“If you look at the New York settlement with Career Education Corp., that really begs the question, what about students in the other 49 states?” said Pauline Abernathy, vice president of The Institute for College Access and Success, a California-based think tank. “It does nothing to help those students.”
New York Attorney General Eric Schneiderman declined to answer questions about the settlement or potential future actions against the for-profits. Several other attorneys general also declined to comment.
Kanter agreed that the fractured enforcement approach may not be the best way to crack down on these institutions. States and federal authorities need to communicate to make sure they’re not duplicating each other’s efforts.
“When you have so many competing interests, it gets messy,” she said. “We want to keep things clear and simple as a nation.”
Students like Benbow are exactly the reason states should be filling the enforcement void left by what he said is an ineffective Congress and gridlocked Department of Education, said David Halperin, a Washington, D.C., lawyer who has urged state and federal policymakers to take stronger action against the industry.

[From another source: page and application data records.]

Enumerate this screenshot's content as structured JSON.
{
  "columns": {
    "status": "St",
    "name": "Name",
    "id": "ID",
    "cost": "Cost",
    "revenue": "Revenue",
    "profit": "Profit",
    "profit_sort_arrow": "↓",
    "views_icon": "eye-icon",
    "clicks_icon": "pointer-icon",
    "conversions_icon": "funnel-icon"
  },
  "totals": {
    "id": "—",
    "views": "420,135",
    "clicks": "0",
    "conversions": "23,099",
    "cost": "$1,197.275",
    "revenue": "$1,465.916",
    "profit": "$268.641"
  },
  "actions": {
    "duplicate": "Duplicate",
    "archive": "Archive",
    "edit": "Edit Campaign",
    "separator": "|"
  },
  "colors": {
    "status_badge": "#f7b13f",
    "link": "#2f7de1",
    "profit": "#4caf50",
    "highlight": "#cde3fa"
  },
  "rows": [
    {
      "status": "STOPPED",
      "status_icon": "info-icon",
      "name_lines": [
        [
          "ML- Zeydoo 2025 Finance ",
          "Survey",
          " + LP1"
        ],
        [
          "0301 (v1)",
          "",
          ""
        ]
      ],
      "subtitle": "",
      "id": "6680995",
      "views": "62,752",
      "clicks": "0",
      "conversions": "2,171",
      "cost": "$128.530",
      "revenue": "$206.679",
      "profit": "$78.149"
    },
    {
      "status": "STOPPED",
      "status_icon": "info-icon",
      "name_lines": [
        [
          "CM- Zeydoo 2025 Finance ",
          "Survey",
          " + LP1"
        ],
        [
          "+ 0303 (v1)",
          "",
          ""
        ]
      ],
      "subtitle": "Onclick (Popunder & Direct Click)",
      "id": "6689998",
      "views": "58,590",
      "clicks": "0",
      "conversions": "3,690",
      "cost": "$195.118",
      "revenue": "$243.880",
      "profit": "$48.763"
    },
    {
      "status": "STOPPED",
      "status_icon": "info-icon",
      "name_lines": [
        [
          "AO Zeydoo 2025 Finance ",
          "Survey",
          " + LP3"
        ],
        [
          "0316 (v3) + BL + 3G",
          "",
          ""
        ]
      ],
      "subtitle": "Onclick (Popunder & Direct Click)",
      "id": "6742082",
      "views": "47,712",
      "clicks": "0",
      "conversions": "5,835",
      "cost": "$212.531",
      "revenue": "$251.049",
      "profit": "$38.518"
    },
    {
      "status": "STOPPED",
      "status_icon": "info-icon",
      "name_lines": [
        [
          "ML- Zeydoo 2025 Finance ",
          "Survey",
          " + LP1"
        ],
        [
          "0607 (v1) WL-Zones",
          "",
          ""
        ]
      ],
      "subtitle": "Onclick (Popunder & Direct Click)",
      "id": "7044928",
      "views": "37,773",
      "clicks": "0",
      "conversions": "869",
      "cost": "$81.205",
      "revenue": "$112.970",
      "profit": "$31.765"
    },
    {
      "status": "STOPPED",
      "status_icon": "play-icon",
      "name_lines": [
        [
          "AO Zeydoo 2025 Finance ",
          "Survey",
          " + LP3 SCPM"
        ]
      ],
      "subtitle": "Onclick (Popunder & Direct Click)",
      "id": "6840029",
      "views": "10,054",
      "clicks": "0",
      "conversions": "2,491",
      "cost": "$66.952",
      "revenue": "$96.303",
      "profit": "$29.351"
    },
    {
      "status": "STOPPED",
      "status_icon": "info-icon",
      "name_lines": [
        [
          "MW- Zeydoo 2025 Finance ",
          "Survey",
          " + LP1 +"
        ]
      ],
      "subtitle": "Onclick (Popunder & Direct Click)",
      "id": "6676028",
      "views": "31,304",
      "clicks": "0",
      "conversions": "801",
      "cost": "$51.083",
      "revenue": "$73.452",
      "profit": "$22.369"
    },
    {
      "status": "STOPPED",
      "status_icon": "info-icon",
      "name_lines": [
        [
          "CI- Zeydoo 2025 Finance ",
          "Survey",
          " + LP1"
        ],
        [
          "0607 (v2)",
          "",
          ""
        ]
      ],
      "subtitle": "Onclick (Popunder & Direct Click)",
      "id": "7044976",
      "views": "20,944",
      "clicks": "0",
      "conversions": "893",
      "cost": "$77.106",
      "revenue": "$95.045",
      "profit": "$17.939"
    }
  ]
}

“This is not like selling pomegranate shampoo based on false claims,” he said. “For-profit colleges are a big drag on the economy. The debt is preventing people from spending money.”
A handful of recent actions suggest that some other federal agencies may join the CFPB in scrutinizing for-profit colleges. The Justice Department, Securities and Exchange Commission and Defense Department all have taken various actions against the industry in recent months.
Not all for-profit schools oppose tighter state and federal regulation.
Monroe College, with campuses in the Bronx and Westchester County, N.Y., welcomes the scrutiny, said President Marc Jerome, whose family has run the school for 80 years. Other colleges should accept the regulatory complications that come with their business models, he said.
“Higher education is a highly regulated area and it’s hard enough to operate in one state, much less several,” said Jerome, who has been working with federal regulators to help craft new rules for colleges. “Schools that have chosen that approach need to deal with it.”
Alumni who say they were burned by for-profit colleges want federal and state regulators alike to do a better job monitoring the schools.
As a computer-animation student at for-profit Gibbs College in Boston, Mike DiGiacomo was told he would have an internship at a television studio. Instead, he ended up carrying laundry and other belongings for a wedding photographer.
“I was looking to pursue animation and my mom had seen a commercial,” said DiGiacomo, 33. “I wish I had done more research. I learned the hard way.”